Web page and app entries
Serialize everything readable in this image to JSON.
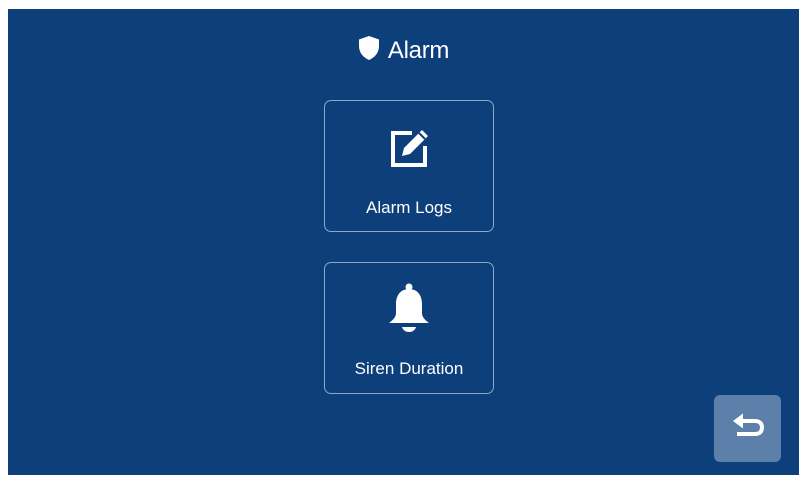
{
  "header": {
    "title": "Alarm",
    "icon": "shield-icon"
  },
  "menu": {
    "items": [
      {
        "label": "Alarm Logs",
        "icon": "edit-icon"
      },
      {
        "label": "Siren Duration",
        "icon": "bell-icon"
      }
    ]
  },
  "footer": {
    "back_icon": "back-arrow-icon"
  },
  "colors": {
    "background": "#0d3f7a",
    "tile_border": "#b6c6da",
    "back_button": "#5d80ab",
    "text": "#ffffff"
  }
}
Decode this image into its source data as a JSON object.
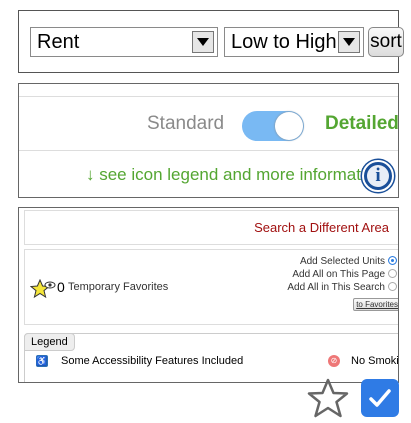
{
  "sort": {
    "field": "Rent",
    "order": "Low to High",
    "button_label": "sort"
  },
  "view_toggle": {
    "left_label": "Standard",
    "right_label": "Detailed",
    "selected": "Detailed"
  },
  "legend_link": "↓ see icon legend and more information",
  "search": {
    "link_text": "Search a Different Area"
  },
  "favorites": {
    "count": "0",
    "label": "Temporary Favorites",
    "actions": [
      {
        "label": "Add Selected Units",
        "selected": true
      },
      {
        "label": "Add All on This Page",
        "selected": false
      },
      {
        "label": "Add All in This Search",
        "selected": false
      }
    ],
    "button_label": "to Favorites"
  },
  "legend": {
    "title": "Legend",
    "items": [
      {
        "icon": "accessibility-icon",
        "label": "Some Accessibility Features Included"
      },
      {
        "icon": "no-smoking-icon",
        "label": "No Smoking"
      }
    ]
  },
  "colors": {
    "accent_green": "#54a632",
    "toggle_blue": "#79b9f3",
    "link_red": "#a11010",
    "info_blue": "#1a4f99",
    "checkbox_blue": "#2f7be5"
  }
}
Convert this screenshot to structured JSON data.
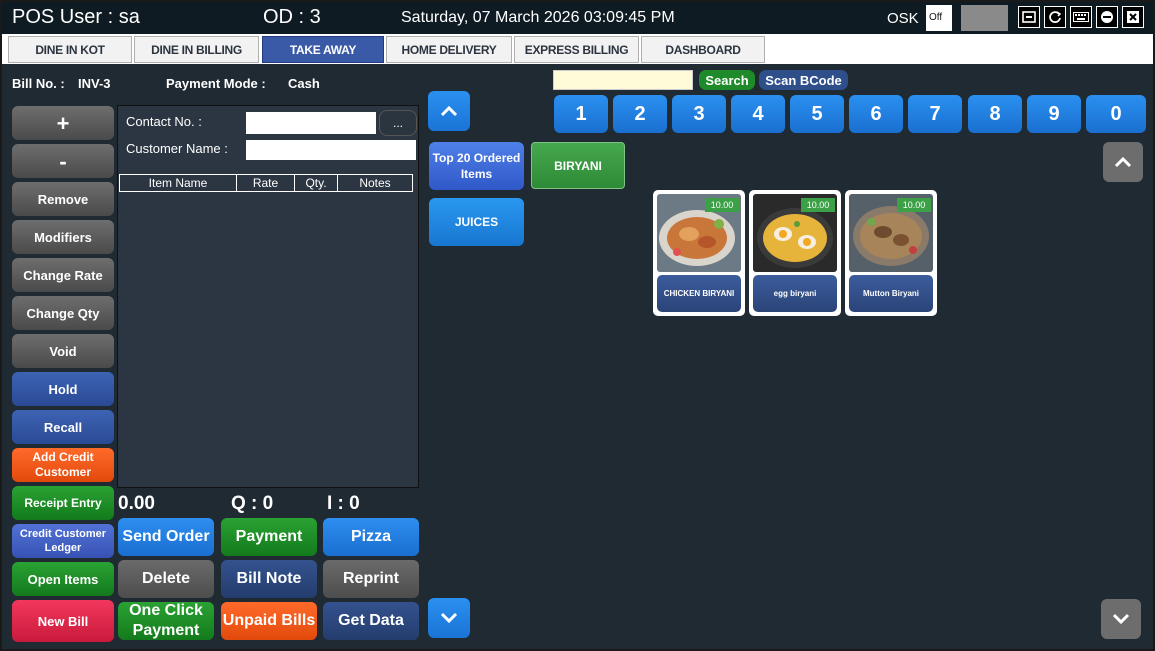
{
  "titlebar": {
    "user": "POS User : sa",
    "od": "OD : 3",
    "datetime": "Saturday, 07 March 2026 03:09:45 PM",
    "osk_label": "OSK",
    "osk_state": "Off"
  },
  "tabs": [
    {
      "label": "DINE IN KOT"
    },
    {
      "label": "DINE IN BILLING"
    },
    {
      "label": "TAKE AWAY"
    },
    {
      "label": "HOME DELIVERY"
    },
    {
      "label": "EXPRESS BILLING"
    },
    {
      "label": "DASHBOARD"
    }
  ],
  "active_tab": "TAKE AWAY",
  "bill": {
    "bill_no_label": "Bill No. :",
    "bill_no": "INV-3",
    "payment_mode_label": "Payment Mode :",
    "payment_mode": "Cash"
  },
  "side_buttons": {
    "plus": "+",
    "minus": "-",
    "remove": "Remove",
    "modifiers": "Modifiers",
    "change_rate": "Change Rate",
    "change_qty": "Change Qty",
    "void": "Void",
    "hold": "Hold",
    "recall": "Recall",
    "add_credit_customer": "Add Credit Customer",
    "receipt_entry": "Receipt Entry",
    "credit_customer_ledger": "Credit Customer Ledger",
    "open_items": "Open Items",
    "new_bill": "New Bill"
  },
  "customer": {
    "contact_label": "Contact No. :",
    "contact_value": "",
    "name_label": "Customer Name :",
    "name_value": "",
    "lookup_label": "..."
  },
  "item_table": {
    "columns": [
      "Item Name",
      "Rate",
      "Qty.",
      "Notes"
    ]
  },
  "totals": {
    "amount": "0.00",
    "qty": "Q : 0",
    "items": "I : 0"
  },
  "action_buttons": {
    "send_order": "Send Order",
    "payment": "Payment",
    "pizza": "Pizza",
    "delete": "Delete",
    "bill_note": "Bill Note",
    "reprint": "Reprint",
    "one_click_payment": "One Click Payment",
    "unpaid_bills": "Unpaid Bills",
    "get_data": "Get Data"
  },
  "categories": [
    {
      "label": "Top 20 Ordered Items"
    },
    {
      "label": "JUICES"
    }
  ],
  "search": {
    "value": "",
    "search_label": "Search",
    "scan_label": "Scan BCode"
  },
  "numpad": [
    "1",
    "2",
    "3",
    "4",
    "5",
    "6",
    "7",
    "8",
    "9",
    "0"
  ],
  "group": {
    "label": "BIRYANI"
  },
  "items": [
    {
      "name": "CHICKEN BIRYANI",
      "price": "10.00"
    },
    {
      "name": "egg biryani",
      "price": "10.00"
    },
    {
      "name": "Mutton Biryani",
      "price": "10.00"
    }
  ],
  "colors": {
    "background": "#1f2a33",
    "active_tab": "#3a5aa8",
    "accent_blue": "#1a74d6",
    "green": "#2aa233",
    "orange": "#ff6a2a",
    "red": "#f3375c"
  }
}
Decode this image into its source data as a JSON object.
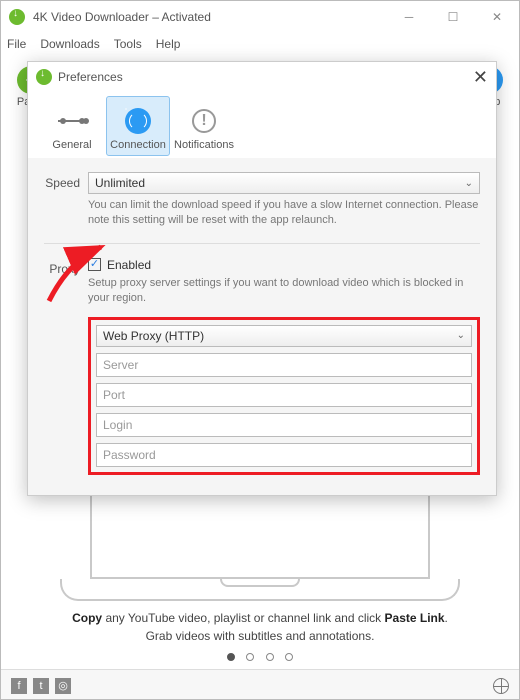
{
  "window": {
    "title": "4K Video Downloader – Activated"
  },
  "menu": {
    "file": "File",
    "downloads": "Downloads",
    "tools": "Tools",
    "help": "Help"
  },
  "toolbar": {
    "paste": "Paste",
    "help": "Help"
  },
  "instructions": {
    "line1_a": "Copy",
    "line1_b": " any YouTube video, playlist or channel link and click ",
    "line1_c": "Paste Link",
    "line1_d": ".",
    "line2": "Grab videos with subtitles and annotations."
  },
  "modal": {
    "title": "Preferences",
    "tabs": {
      "general": "General",
      "connection": "Connection",
      "notifications": "Notifications"
    },
    "speed": {
      "label": "Speed",
      "value": "Unlimited",
      "hint": "You can limit the download speed if you have a slow Internet connection. Please note this setting will be reset with the app relaunch."
    },
    "proxy": {
      "label": "Proxy",
      "enabled_label": "Enabled",
      "enabled": true,
      "hint": "Setup proxy server settings if you want to download video which is blocked in your region.",
      "type": "Web Proxy (HTTP)",
      "fields": {
        "server": "Server",
        "port": "Port",
        "login": "Login",
        "password": "Password"
      }
    }
  },
  "colors": {
    "highlight": "#ed1c24",
    "green": "#6dbb2f",
    "blue": "#2b9af3"
  }
}
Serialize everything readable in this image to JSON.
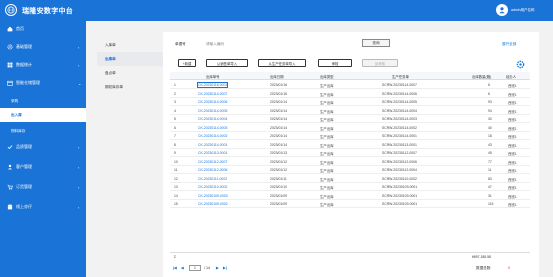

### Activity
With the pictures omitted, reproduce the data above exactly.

### Answer space
Serialize everything readable in this image to JSON.
{
  "header": {
    "title": "Alarm",
    "icon": "shield-icon"
  },
  "menu": {
    "items": [
      {
        "label": "Alarm Logs",
        "icon": "edit-icon"
      },
      {
        "label": "Siren Duration",
        "icon": "bell-icon"
      }
    ]
  },
  "footer": {
    "back_icon": "back-arrow-icon"
  },
  "colors": {
    "background": "#0d3f7a",
    "tile_border": "#b6c6da",
    "back_button": "#5d80ab",
    "text": "#ffffff"
  }
}
Decode this image into its source data as a JSON object.
{
  "sort": {
    "field": "Rent",
    "order": "Low to High",
    "button_label": "sort"
  },
  "view_toggle": {
    "left_label": "Standard",
    "right_label": "Detailed",
    "selected": "Detailed"
  },
  "legend_link": "↓ see icon legend and more information",
  "search": {
    "link_text": "Search a Different Area"
  },
  "favorites": {
    "count": "0",
    "label": "Temporary Favorites",
    "actions": [
      {
        "label": "Add Selected Units",
        "selected": true
      },
      {
        "label": "Add All on This Page",
        "selected": false
      },
      {
        "label": "Add All in This Search",
        "selected": false
      }
    ],
    "button_label": "to Favorites"
  },
  "legend": {
    "title": "Legend",
    "items": [
      {
        "icon": "accessibility-icon",
        "label": "Some Accessibility Features Included"
      },
      {
        "icon": "no-smoking-icon",
        "label": "No Smoking"
      }
    ]
  },
  "colors": {
    "accent_green": "#54a632",
    "toggle_blue": "#79b9f3",
    "link_red": "#a11010",
    "info_blue": "#1a4f99",
    "checkbox_blue": "#2f7be5"
  }
}
Convert this screenshot to structured JSON data.
{
  "titlebar": {
    "user": "POS User : sa",
    "od": "OD : 3",
    "datetime": "Saturday, 07 March 2026 03:09:45 PM",
    "osk_label": "OSK",
    "osk_state": "Off"
  },
  "tabs": [
    {
      "label": "DINE IN KOT"
    },
    {
      "label": "DINE IN BILLING"
    },
    {
      "label": "TAKE AWAY"
    },
    {
      "label": "HOME DELIVERY"
    },
    {
      "label": "EXPRESS BILLING"
    },
    {
      "label": "DASHBOARD"
    }
  ],
  "active_tab": "TAKE AWAY",
  "bill": {
    "bill_no_label": "Bill No. :",
    "bill_no": "INV-3",
    "payment_mode_label": "Payment Mode :",
    "payment_mode": "Cash"
  },
  "side_buttons": {
    "plus": "+",
    "minus": "-",
    "remove": "Remove",
    "modifiers": "Modifiers",
    "change_rate": "Change Rate",
    "change_qty": "Change Qty",
    "void": "Void",
    "hold": "Hold",
    "recall": "Recall",
    "add_credit_customer": "Add Credit Customer",
    "receipt_entry": "Receipt Entry",
    "credit_customer_ledger": "Credit Customer Ledger",
    "open_items": "Open Items",
    "new_bill": "New Bill"
  },
  "customer": {
    "contact_label": "Contact No. :",
    "contact_value": "",
    "name_label": "Customer Name :",
    "name_value": "",
    "lookup_label": "..."
  },
  "item_table": {
    "columns": [
      "Item Name",
      "Rate",
      "Qty.",
      "Notes"
    ]
  },
  "totals": {
    "amount": "0.00",
    "qty": "Q : 0",
    "items": "I : 0"
  },
  "action_buttons": {
    "send_order": "Send Order",
    "payment": "Payment",
    "pizza": "Pizza",
    "delete": "Delete",
    "bill_note": "Bill Note",
    "reprint": "Reprint",
    "one_click_payment": "One Click Payment",
    "unpaid_bills": "Unpaid Bills",
    "get_data": "Get Data"
  },
  "categories": [
    {
      "label": "Top 20 Ordered Items"
    },
    {
      "label": "JUICES"
    }
  ],
  "search": {
    "value": "",
    "search_label": "Search",
    "scan_label": "Scan BCode"
  },
  "numpad": [
    "1",
    "2",
    "3",
    "4",
    "5",
    "6",
    "7",
    "8",
    "9",
    "0"
  ],
  "group": {
    "label": "BIRYANI"
  },
  "items": [
    {
      "name": "CHICKEN BIRYANI",
      "price": "10.00"
    },
    {
      "name": "egg biryani",
      "price": "10.00"
    },
    {
      "name": "Mutton Biryani",
      "price": "10.00"
    }
  ],
  "colors": {
    "background": "#1f2a33",
    "active_tab": "#3a5aa8",
    "accent_blue": "#1a74d6",
    "green": "#2aa233",
    "orange": "#ff6a2a",
    "red": "#f3375c"
  }
}
Decode this image into its source data as a JSON object.
{
  "window": {
    "title": "4K Video Downloader – Activated"
  },
  "menu": {
    "file": "File",
    "downloads": "Downloads",
    "tools": "Tools",
    "help": "Help"
  },
  "toolbar": {
    "paste": "Paste",
    "help": "Help"
  },
  "instructions": {
    "line1_a": "Copy",
    "line1_b": " any YouTube video, playlist or channel link and click ",
    "line1_c": "Paste Link",
    "line1_d": ".",
    "line2": "Grab videos with subtitles and annotations."
  },
  "modal": {
    "title": "Preferences",
    "tabs": {
      "general": "General",
      "connection": "Connection",
      "notifications": "Notifications"
    },
    "speed": {
      "label": "Speed",
      "value": "Unlimited",
      "hint": "You can limit the download speed if you have a slow Internet connection. Please note this setting will be reset with the app relaunch."
    },
    "proxy": {
      "label": "Proxy",
      "enabled_label": "Enabled",
      "enabled": true,
      "hint": "Setup proxy server settings if you want to download video which is blocked in your region.",
      "type": "Web Proxy (HTTP)",
      "fields": {
        "server": "Server",
        "port": "Port",
        "login": "Login",
        "password": "Password"
      }
    }
  },
  "colors": {
    "highlight": "#ed1c24",
    "green": "#6dbb2f",
    "blue": "#2b9af3"
  }
}
Serialize everything readable in this image to JSON.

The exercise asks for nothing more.